[Items from an interface collection]
BEGIN
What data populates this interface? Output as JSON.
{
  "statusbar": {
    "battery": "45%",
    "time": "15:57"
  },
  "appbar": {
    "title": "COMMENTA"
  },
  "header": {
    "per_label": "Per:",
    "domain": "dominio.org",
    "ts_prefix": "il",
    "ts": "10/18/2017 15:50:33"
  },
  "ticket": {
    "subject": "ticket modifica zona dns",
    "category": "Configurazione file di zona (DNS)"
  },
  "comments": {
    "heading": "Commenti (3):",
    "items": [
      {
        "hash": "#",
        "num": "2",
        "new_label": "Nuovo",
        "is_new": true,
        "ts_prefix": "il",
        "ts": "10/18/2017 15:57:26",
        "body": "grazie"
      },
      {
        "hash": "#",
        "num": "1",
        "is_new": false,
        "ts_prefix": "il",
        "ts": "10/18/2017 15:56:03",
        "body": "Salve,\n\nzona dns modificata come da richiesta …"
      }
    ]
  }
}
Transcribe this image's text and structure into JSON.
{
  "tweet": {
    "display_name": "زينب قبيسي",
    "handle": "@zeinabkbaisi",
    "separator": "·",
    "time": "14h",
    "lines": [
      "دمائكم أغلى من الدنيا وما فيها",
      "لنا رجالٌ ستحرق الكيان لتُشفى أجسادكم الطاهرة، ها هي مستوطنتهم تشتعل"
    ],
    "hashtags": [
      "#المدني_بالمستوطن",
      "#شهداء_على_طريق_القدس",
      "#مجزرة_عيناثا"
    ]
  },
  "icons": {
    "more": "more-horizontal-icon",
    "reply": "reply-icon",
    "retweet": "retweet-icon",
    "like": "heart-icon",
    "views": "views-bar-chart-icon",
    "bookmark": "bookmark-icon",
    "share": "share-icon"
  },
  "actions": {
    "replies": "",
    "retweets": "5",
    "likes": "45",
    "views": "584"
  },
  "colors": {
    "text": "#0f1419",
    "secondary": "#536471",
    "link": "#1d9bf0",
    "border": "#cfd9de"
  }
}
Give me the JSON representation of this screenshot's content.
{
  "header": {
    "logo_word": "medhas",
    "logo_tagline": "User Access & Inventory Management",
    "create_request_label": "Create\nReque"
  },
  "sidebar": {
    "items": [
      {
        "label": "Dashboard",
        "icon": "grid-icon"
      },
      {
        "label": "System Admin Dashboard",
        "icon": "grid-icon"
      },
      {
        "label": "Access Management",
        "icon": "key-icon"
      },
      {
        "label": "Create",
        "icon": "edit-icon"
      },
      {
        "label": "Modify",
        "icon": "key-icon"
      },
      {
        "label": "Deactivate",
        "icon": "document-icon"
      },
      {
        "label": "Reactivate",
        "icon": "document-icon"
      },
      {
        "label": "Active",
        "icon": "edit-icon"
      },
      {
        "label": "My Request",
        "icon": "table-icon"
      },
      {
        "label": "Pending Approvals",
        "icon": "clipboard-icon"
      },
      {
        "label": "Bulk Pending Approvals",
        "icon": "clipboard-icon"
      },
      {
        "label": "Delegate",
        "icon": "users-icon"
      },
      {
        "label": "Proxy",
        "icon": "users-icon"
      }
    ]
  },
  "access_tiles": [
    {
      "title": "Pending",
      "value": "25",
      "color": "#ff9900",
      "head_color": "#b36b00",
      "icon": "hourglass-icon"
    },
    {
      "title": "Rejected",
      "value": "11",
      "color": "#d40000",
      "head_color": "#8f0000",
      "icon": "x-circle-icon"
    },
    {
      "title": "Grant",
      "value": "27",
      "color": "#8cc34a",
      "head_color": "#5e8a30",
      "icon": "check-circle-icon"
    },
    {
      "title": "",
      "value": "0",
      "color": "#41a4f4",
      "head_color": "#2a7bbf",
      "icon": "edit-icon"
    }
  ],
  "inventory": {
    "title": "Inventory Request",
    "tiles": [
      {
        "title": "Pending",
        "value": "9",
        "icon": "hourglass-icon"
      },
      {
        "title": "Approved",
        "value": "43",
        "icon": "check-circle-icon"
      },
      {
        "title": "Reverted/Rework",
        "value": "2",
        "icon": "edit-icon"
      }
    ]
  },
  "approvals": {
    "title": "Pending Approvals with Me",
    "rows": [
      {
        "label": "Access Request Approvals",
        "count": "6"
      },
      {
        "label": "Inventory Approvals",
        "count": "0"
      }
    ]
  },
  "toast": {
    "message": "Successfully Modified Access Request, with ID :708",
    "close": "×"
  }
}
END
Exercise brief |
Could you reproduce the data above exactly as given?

Solution to the exercise |
What data populates this interface? Output as JSON.
{
  "statusbar": {
    "battery": "45%",
    "time": "15:57"
  },
  "appbar": {
    "title": "COMMENTA"
  },
  "header": {
    "per_label": "Per:",
    "domain": "dominio.org",
    "ts_prefix": "il",
    "ts": "10/18/2017 15:50:33"
  },
  "ticket": {
    "subject": "ticket modifica zona dns",
    "category": "Configurazione file di zona (DNS)"
  },
  "comments": {
    "heading": "Commenti (3):",
    "items": [
      {
        "hash": "#",
        "num": "2",
        "new_label": "Nuovo",
        "is_new": true,
        "ts_prefix": "il",
        "ts": "10/18/2017 15:57:26",
        "body": "grazie"
      },
      {
        "hash": "#",
        "num": "1",
        "is_new": false,
        "ts_prefix": "il",
        "ts": "10/18/2017 15:56:03",
        "body": "Salve,\n\nzona dns modificata come da richiesta …"
      }
    ]
  }
}
Transcribe this image's text and structure into JSON.
{
  "tweet": {
    "display_name": "زينب قبيسي",
    "handle": "@zeinabkbaisi",
    "separator": "·",
    "time": "14h",
    "lines": [
      "دمائكم أغلى من الدنيا وما فيها",
      "لنا رجالٌ ستحرق الكيان لتُشفى أجسادكم الطاهرة، ها هي مستوطنتهم تشتعل"
    ],
    "hashtags": [
      "#المدني_بالمستوطن",
      "#شهداء_على_طريق_القدس",
      "#مجزرة_عيناثا"
    ]
  },
  "icons": {
    "more": "more-horizontal-icon",
    "reply": "reply-icon",
    "retweet": "retweet-icon",
    "like": "heart-icon",
    "views": "views-bar-chart-icon",
    "bookmark": "bookmark-icon",
    "share": "share-icon"
  },
  "actions": {
    "replies": "",
    "retweets": "5",
    "likes": "45",
    "views": "584"
  },
  "colors": {
    "text": "#0f1419",
    "secondary": "#536471",
    "link": "#1d9bf0",
    "border": "#cfd9de"
  }
}
Give me the JSON representation of this screenshot's content.
{
  "header": {
    "logo_word": "medhas",
    "logo_tagline": "User Access & Inventory Management",
    "create_request_label": "Create\nReque"
  },
  "sidebar": {
    "items": [
      {
        "label": "Dashboard",
        "icon": "grid-icon"
      },
      {
        "label": "System Admin Dashboard",
        "icon": "grid-icon"
      },
      {
        "label": "Access Management",
        "icon": "key-icon"
      },
      {
        "label": "Create",
        "icon": "edit-icon"
      },
      {
        "label": "Modify",
        "icon": "key-icon"
      },
      {
        "label": "Deactivate",
        "icon": "document-icon"
      },
      {
        "label": "Reactivate",
        "icon": "document-icon"
      },
      {
        "label": "Active",
        "icon": "edit-icon"
      },
      {
        "label": "My Request",
        "icon": "table-icon"
      },
      {
        "label": "Pending Approvals",
        "icon": "clipboard-icon"
      },
      {
        "label": "Bulk Pending Approvals",
        "icon": "clipboard-icon"
      },
      {
        "label": "Delegate",
        "icon": "users-icon"
      },
      {
        "label": "Proxy",
        "icon": "users-icon"
      }
    ]
  },
  "access_tiles": [
    {
      "title": "Pending",
      "value": "25",
      "color": "#ff9900",
      "head_color": "#b36b00",
      "icon": "hourglass-icon"
    },
    {
      "title": "Rejected",
      "value": "11",
      "color": "#d40000",
      "head_color": "#8f0000",
      "icon": "x-circle-icon"
    },
    {
      "title": "Grant",
      "value": "27",
      "color": "#8cc34a",
      "head_color": "#5e8a30",
      "icon": "check-circle-icon"
    },
    {
      "title": "",
      "value": "0",
      "color": "#41a4f4",
      "head_color": "#2a7bbf",
      "icon": "edit-icon"
    }
  ],
  "inventory": {
    "title": "Inventory Request",
    "tiles": [
      {
        "title": "Pending",
        "value": "9",
        "icon": "hourglass-icon"
      },
      {
        "title": "Approved",
        "value": "43",
        "icon": "check-circle-icon"
      },
      {
        "title": "Reverted/Rework",
        "value": "2",
        "icon": "edit-icon"
      }
    ]
  },
  "approvals": {
    "title": "Pending Approvals with Me",
    "rows": [
      {
        "label": "Access Request Approvals",
        "count": "6"
      },
      {
        "label": "Inventory Approvals",
        "count": "0"
      }
    ]
  },
  "toast": {
    "message": "Successfully Modified Access Request, with ID :708",
    "close": "×"
  }
}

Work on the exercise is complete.